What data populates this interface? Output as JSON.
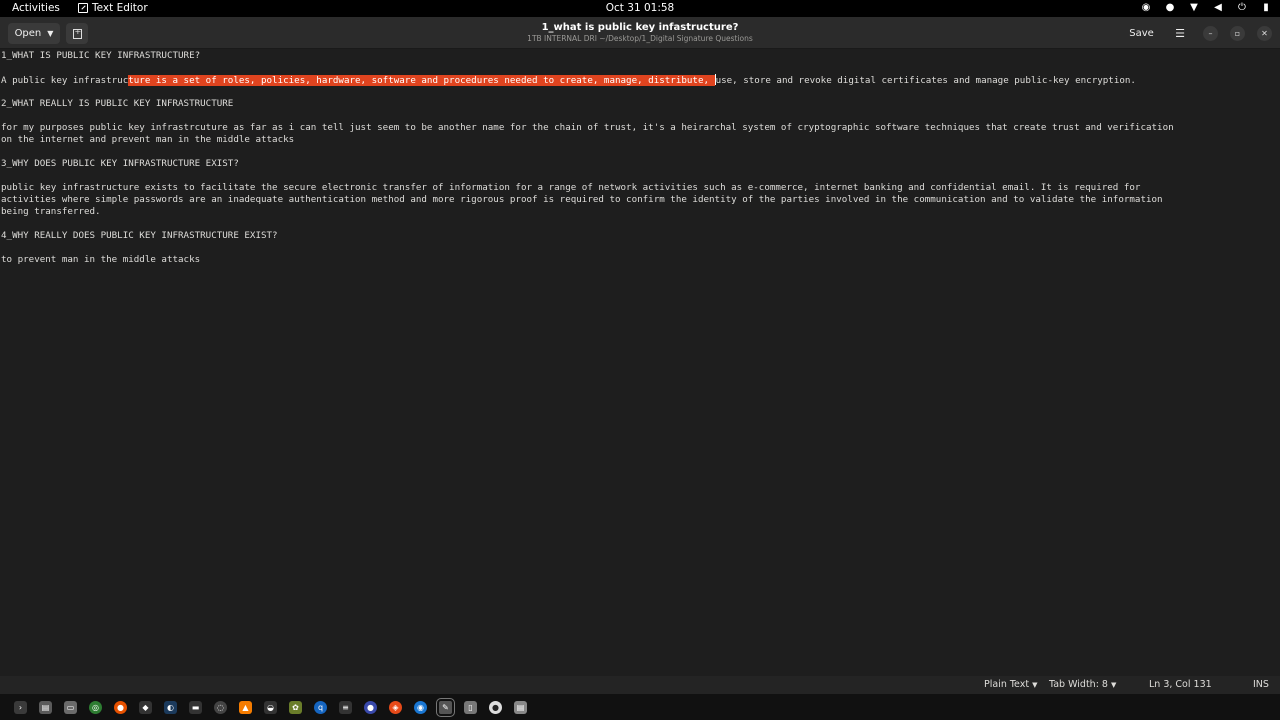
{
  "topbar": {
    "activities": "Activities",
    "app_name": "Text Editor",
    "clock": "Oct 31  01:58",
    "tray_icons": [
      "accessibility-icon",
      "steam-tray-icon",
      "wifi-icon",
      "volume-icon",
      "power-icon",
      "battery-icon"
    ]
  },
  "headerbar": {
    "open_label": "Open",
    "title": "1_what is public key infastructure?",
    "path": "1TB INTERNAL DRI ~/Desktop/1_Digital Signature Questions",
    "save_label": "Save"
  },
  "document": {
    "line1": "1_WHAT IS PUBLIC KEY INFRASTRUCTURE?",
    "line3_before": "A public key infrastruc",
    "line3_selected": "ture is a set of roles, policies, hardware, software and procedures needed to create, manage, distribute, ",
    "line3_after": "use, store and revoke digital certificates and manage public-key encryption.",
    "line5": "2_WHAT REALLY IS PUBLIC KEY INFRASTRUCTURE",
    "line7": "for my purposes public key infrastrcuture as far as i can tell just seem to be another name for the chain of trust, it's a heirarchal system of cryptographic software techniques that create trust and verification",
    "line8": "on the internet and prevent man in the middle attacks",
    "line10": "3_WHY DOES PUBLIC KEY INFRASTRUCTURE EXIST?",
    "line12": "public key infrastructure exists to facilitate the secure electronic transfer of information for a range of network activities such as e-commerce, internet banking and confidential email. It is required for",
    "line13": "activities where simple passwords are an inadequate authentication method and more rigorous proof is required to confirm the identity of the parties involved in the communication and to validate the information",
    "line14": "being transferred.",
    "line16": "4_WHY REALLY DOES PUBLIC KEY INFRASTRUCTURE EXIST?",
    "line18": "to prevent man in the middle attacks"
  },
  "statusbar": {
    "language": "Plain Text",
    "tab_width": "Tab Width: 8",
    "position": "Ln 3, Col 131",
    "mode": "INS"
  },
  "colors": {
    "selection": "#e0441f",
    "editor_bg": "#1e1e1e",
    "headerbar_bg": "#2b2b2b"
  },
  "dock": {
    "apps": [
      "terminal-icon",
      "files-icon",
      "nautilus-icon",
      "chrome-icon",
      "firefox-icon",
      "inkscape-icon",
      "steam-icon",
      "screen-icon",
      "gimp-icon",
      "vlc-icon",
      "blender-icon",
      "garden-icon",
      "qbittorrent-icon",
      "code-icon",
      "chat-icon",
      "brave-icon",
      "vscode-icon",
      "text-editor-icon",
      "document-icon",
      "obs-icon",
      "notes-icon"
    ]
  }
}
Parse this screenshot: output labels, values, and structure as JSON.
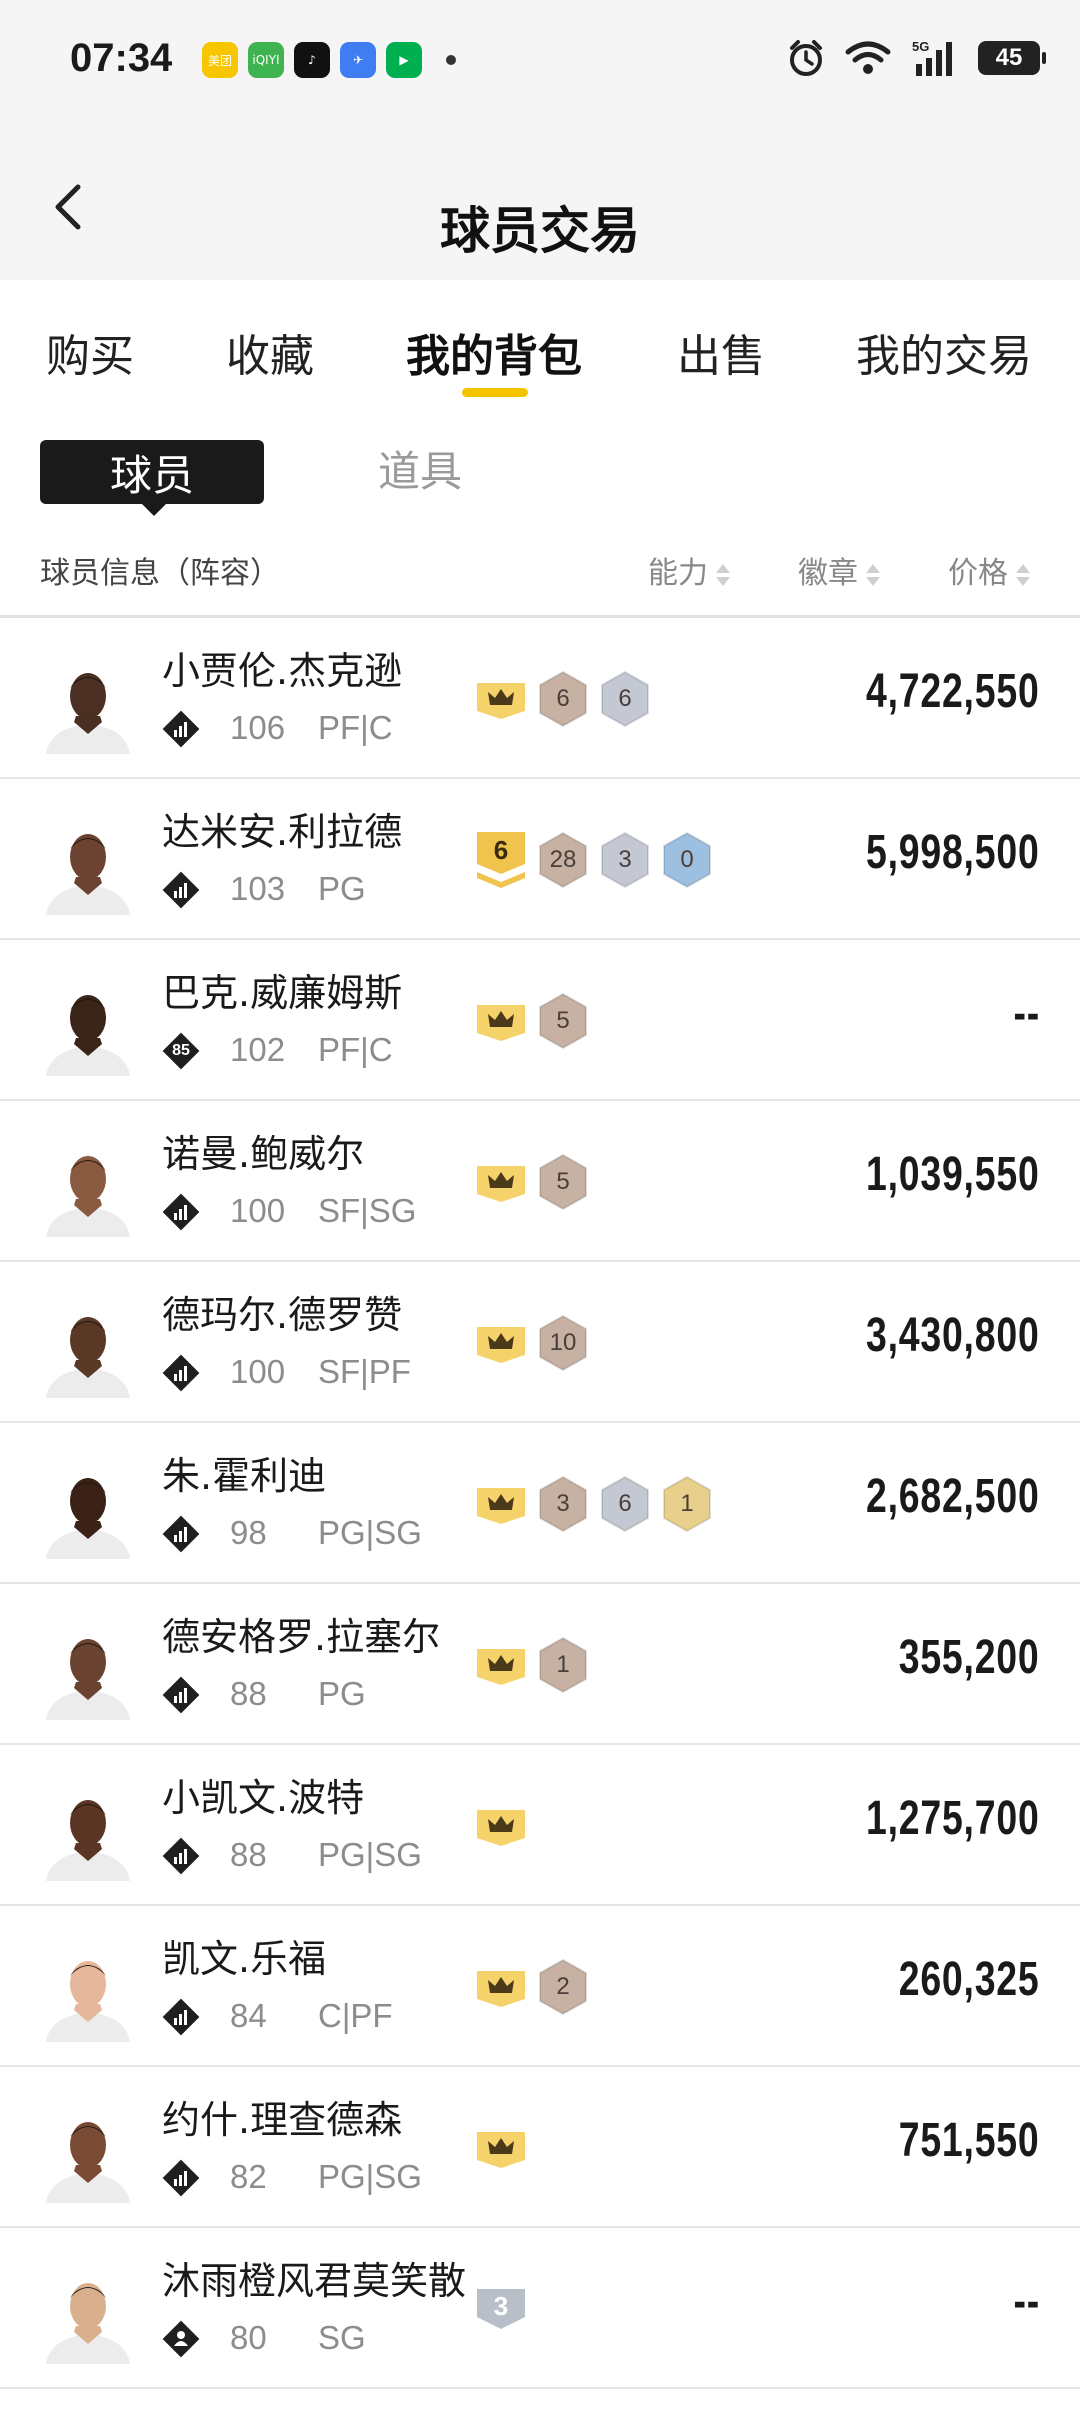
{
  "status": {
    "time": "07:34",
    "battery": "45",
    "apps": [
      {
        "label": "美团",
        "color": "#f7c600",
        "icon": "meituan-icon"
      },
      {
        "label": "iQIYI",
        "color": "#3fb34f",
        "icon": "iqiyi-icon"
      },
      {
        "label": "♪",
        "color": "#111111",
        "icon": "tiktok-icon"
      },
      {
        "label": "✈",
        "color": "#3f7df2",
        "icon": "travel-app-icon"
      },
      {
        "label": "▶",
        "color": "#00b050",
        "icon": "video-app-icon"
      }
    ]
  },
  "header": {
    "title": "球员交易"
  },
  "tabs": [
    "购买",
    "收藏",
    "我的背包",
    "出售",
    "我的交易"
  ],
  "active_tab": "我的背包",
  "segments": {
    "active": "球员",
    "inactive": "道具"
  },
  "columns": {
    "info": "球员信息（阵容）",
    "ability": "能力",
    "badge": "徽章",
    "price": "价格"
  },
  "players": [
    {
      "name": "小贾伦.杰克逊",
      "ability": "106",
      "position": "PF|C",
      "rank": "",
      "badges": [
        {
          "kind": "crown"
        },
        {
          "kind": "hex",
          "color": "bronze",
          "num": "6"
        },
        {
          "kind": "hex",
          "color": "silver",
          "num": "6"
        }
      ],
      "price": "4,722,550"
    },
    {
      "name": "达米安.利拉德",
      "ability": "103",
      "position": "PG",
      "rank": "",
      "badges": [
        {
          "kind": "level",
          "num": "6"
        },
        {
          "kind": "hex",
          "color": "bronze",
          "num": "28"
        },
        {
          "kind": "hex",
          "color": "silver",
          "num": "3"
        },
        {
          "kind": "hex",
          "color": "blue",
          "num": "0"
        }
      ],
      "price": "5,998,500"
    },
    {
      "name": "巴克.威廉姆斯",
      "ability": "102",
      "position": "PF|C",
      "rank": "85",
      "badges": [
        {
          "kind": "crown"
        },
        {
          "kind": "hex",
          "color": "bronze",
          "num": "5"
        }
      ],
      "price": "--"
    },
    {
      "name": "诺曼.鲍威尔",
      "ability": "100",
      "position": "SF|SG",
      "rank": "",
      "badges": [
        {
          "kind": "crown"
        },
        {
          "kind": "hex",
          "color": "bronze",
          "num": "5"
        }
      ],
      "price": "1,039,550"
    },
    {
      "name": "德玛尔.德罗赞",
      "ability": "100",
      "position": "SF|PF",
      "rank": "",
      "badges": [
        {
          "kind": "crown"
        },
        {
          "kind": "hex",
          "color": "bronze",
          "num": "10"
        }
      ],
      "price": "3,430,800"
    },
    {
      "name": "朱.霍利迪",
      "ability": "98",
      "position": "PG|SG",
      "rank": "",
      "badges": [
        {
          "kind": "crown"
        },
        {
          "kind": "hex",
          "color": "bronze",
          "num": "3"
        },
        {
          "kind": "hex",
          "color": "silver",
          "num": "6"
        },
        {
          "kind": "hex",
          "color": "gold",
          "num": "1"
        }
      ],
      "price": "2,682,500"
    },
    {
      "name": "德安格罗.拉塞尔",
      "ability": "88",
      "position": "PG",
      "rank": "",
      "badges": [
        {
          "kind": "crown"
        },
        {
          "kind": "hex",
          "color": "bronze",
          "num": "1"
        }
      ],
      "price": "355,200"
    },
    {
      "name": "小凯文.波特",
      "ability": "88",
      "position": "PG|SG",
      "rank": "",
      "badges": [
        {
          "kind": "crown"
        }
      ],
      "price": "1,275,700"
    },
    {
      "name": "凯文.乐福",
      "ability": "84",
      "position": "C|PF",
      "rank": "",
      "badges": [
        {
          "kind": "crown"
        },
        {
          "kind": "hex",
          "color": "bronze",
          "num": "2"
        }
      ],
      "price": "260,325"
    },
    {
      "name": "约什.理查德森",
      "ability": "82",
      "position": "PG|SG",
      "rank": "",
      "badges": [
        {
          "kind": "crown"
        }
      ],
      "price": "751,550"
    },
    {
      "name": "沐雨橙风君莫笑散",
      "ability": "80",
      "position": "SG",
      "rank": "",
      "badges": [
        {
          "kind": "shield",
          "num": "3"
        }
      ],
      "price": "--"
    }
  ],
  "colors": {
    "accent": "#f5c400",
    "crown": "#f6d36a",
    "bronze": "#c6b1a2",
    "silver": "#c3c8d3",
    "blue": "#9dbfe0",
    "gold": "#e9cf8c"
  }
}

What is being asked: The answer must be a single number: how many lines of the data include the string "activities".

Expected output: 3